The last session I attended today was entitled “Implications from a Corporate Viewpoint Since FRCP Amendments” featuring:
- Shawnna Childress from Women in eDiscovery
- Christina Ayiotis from Computer Sciences Corporation
- Laura Zubulake
- Lisa Marie Ghezzi from The Dealy Strategy Group LLC
- Darcy Spruance from Kilpatrick Stockton
Ms. Zubulake started off the panel and immediately captivated the entire room. Ms. Zubulake walked the audience through the ups and downs of her three year ordeal in the Zubulake v. UBS Warburg case.
Ms. Zubulake emphasized that her case was not about e-discovery, but the gender discrimination she experienced while working for UBS Warburg.
She then sought to dispel a few myths about her case. She stated she has read many articles about her case that claim the adverse inference instruction was a prominent factor in the jury decision in her favor. She said this was not true and follow up interviews with jury members confirmed that they were swayed more by the e-mail evidence found in the backup tapes. (Sharon Nelson over on her Ride the Lightning blog discusses this a bit as well.)
Ms. Zubulake admitted that the decision to actually file her claim in February 2002 was one of the hardest decisions of her entire life.
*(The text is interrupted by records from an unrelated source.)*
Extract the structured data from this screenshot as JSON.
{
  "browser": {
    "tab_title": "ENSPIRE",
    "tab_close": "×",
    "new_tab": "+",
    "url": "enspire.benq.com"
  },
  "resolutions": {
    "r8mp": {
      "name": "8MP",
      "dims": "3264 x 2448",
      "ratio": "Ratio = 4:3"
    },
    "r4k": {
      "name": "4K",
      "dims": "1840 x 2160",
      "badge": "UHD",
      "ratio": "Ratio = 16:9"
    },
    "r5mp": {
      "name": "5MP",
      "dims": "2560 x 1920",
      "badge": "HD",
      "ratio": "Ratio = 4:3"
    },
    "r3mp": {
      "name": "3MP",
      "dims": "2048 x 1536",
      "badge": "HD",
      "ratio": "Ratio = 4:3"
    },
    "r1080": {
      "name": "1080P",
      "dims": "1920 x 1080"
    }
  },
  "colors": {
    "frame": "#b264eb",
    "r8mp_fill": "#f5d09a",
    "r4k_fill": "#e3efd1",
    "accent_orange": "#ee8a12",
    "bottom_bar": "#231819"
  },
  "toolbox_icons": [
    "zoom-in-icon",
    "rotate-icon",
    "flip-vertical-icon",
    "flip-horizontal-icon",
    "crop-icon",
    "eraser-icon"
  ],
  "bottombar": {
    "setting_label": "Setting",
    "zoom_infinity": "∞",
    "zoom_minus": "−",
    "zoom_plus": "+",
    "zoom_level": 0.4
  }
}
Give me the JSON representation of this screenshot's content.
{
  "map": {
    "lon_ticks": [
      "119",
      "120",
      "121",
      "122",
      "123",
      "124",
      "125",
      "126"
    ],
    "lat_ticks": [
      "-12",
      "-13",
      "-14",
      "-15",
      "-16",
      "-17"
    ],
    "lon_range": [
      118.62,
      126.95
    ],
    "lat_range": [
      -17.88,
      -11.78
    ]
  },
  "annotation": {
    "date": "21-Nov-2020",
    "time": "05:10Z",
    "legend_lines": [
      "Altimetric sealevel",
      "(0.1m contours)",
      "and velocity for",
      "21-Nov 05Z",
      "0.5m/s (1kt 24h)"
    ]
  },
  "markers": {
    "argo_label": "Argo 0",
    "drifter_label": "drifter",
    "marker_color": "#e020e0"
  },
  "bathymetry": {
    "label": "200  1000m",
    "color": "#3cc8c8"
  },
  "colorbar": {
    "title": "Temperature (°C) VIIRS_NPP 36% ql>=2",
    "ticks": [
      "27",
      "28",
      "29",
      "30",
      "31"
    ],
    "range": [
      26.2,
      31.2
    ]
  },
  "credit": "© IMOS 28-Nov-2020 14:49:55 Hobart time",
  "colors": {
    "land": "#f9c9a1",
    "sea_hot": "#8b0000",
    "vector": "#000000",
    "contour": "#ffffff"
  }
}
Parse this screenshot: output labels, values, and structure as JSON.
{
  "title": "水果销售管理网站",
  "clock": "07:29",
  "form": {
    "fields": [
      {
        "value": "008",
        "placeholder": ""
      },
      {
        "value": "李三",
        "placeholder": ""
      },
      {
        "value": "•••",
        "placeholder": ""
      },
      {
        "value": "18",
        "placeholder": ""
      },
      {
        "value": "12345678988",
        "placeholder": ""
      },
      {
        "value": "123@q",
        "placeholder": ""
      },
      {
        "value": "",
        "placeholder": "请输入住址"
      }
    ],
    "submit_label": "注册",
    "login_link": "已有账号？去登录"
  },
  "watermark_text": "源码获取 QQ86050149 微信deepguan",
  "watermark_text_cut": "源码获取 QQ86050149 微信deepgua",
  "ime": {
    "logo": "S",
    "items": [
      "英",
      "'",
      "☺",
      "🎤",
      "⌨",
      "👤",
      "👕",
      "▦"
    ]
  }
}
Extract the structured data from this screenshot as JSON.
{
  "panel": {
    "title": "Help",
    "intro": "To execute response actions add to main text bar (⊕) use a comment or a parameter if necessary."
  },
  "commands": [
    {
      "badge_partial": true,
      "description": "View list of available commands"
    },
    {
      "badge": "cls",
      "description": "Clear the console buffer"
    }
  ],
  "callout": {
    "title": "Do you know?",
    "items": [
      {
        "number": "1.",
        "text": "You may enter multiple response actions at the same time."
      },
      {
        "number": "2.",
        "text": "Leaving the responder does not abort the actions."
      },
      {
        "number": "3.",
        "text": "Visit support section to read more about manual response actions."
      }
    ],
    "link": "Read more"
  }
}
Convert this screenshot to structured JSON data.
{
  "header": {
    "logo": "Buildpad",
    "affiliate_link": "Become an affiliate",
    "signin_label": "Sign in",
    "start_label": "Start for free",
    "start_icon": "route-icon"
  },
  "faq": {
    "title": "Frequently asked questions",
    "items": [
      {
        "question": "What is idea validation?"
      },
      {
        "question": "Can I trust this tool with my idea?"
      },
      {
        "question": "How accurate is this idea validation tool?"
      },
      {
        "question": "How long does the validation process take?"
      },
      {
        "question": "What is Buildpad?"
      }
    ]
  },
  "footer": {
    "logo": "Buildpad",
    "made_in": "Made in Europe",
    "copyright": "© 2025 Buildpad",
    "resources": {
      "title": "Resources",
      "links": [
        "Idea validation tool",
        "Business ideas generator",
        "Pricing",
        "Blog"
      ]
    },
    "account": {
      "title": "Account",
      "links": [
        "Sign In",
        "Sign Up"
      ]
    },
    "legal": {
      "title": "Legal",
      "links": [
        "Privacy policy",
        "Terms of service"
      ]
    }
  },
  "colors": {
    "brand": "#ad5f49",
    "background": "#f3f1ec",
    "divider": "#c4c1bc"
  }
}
She greatly enjoyed her job, and begged her superiors to transfer her many times before her termination.
Discovery for the Zubulake case started in June 2002 and went through October 2004. Ms. Zubulake expressed her exasperation with the length of time that it took for discovery saying that some of the most important and relevant evidence was not even produced to her until early 2004.
Ms. Zubulake believes that the first decision was the most important opinion of all since it gave her the authority to search for e-mails which she knew were absolutely crucial to discovery.
Ms. Zubulake described how active she became in her case, even becoming a senior member of her legal team. She personally selected the five individuals (custodians) to search because she stated that she was in the best position to actually know what happened and who was involved.
Keywords became a very important aspect of her search and she mentioned that she now regrets she was not more “creative” in her keyword selection because she believes that she could have potentially found more relevant information.
The other panelists provided some interesting insight into various corporate e-discovery viewpoints, but all of them had a special word of empathy for Ms. Zubulake. Likewise, the audience had several questions for Ms. Zubulake that were delivered with a lot of respect.
In law school, we are taught to leave emotion out of our legal analysis. And while I know the Zubulake opinions backwards and forwards, and I’ve heard numerous people opine on the merits and facts of the case, hearing Ms. Zubulake tell her side of the story forced me to consider the impact of the case on a real person, rather than simply use the case as a ubiquitous guide for corporate e-discovery.
Ms. Zubulake detailed that she was un-employed for the 3 years during her case, and as a result “didn’t spend a dime” on anything. She mentioned the support of her mother throughout the ordeal, who was a legal secretary for many years.
And most telling for me personally, was hearing about the “technology” that Ms. Zubulake used during her case. She recounted that e-mails would be produced to her lawyer in hard copy. She would go to her lawyer’s office, make copies, and then take them home to her Dell computer to type information from each e-mail into a large Excel spreadsheet. She recorded information such as Bates number, author, recipient, cc, bcc, subject, body, etc. This was her document database/index and she mentioned that it helped tremendously when her legal team needed to pull up a particular document. And because she actually typed everything into the spreadsheet herself, Ms. Zubulake commented that she basically memorized every aspect of her case, and thus became the most valuable resource for her team.
Another telling comment from Ms. Zubulake: “Thank god for the Internet – that’s where I learned, and downloaded case law.”
One last question to Ms. Zubulake asked if there was a time she would have given up the fight. Her response that there were some down times; it was “not a perfect litigation, but I don’t have any regrets.”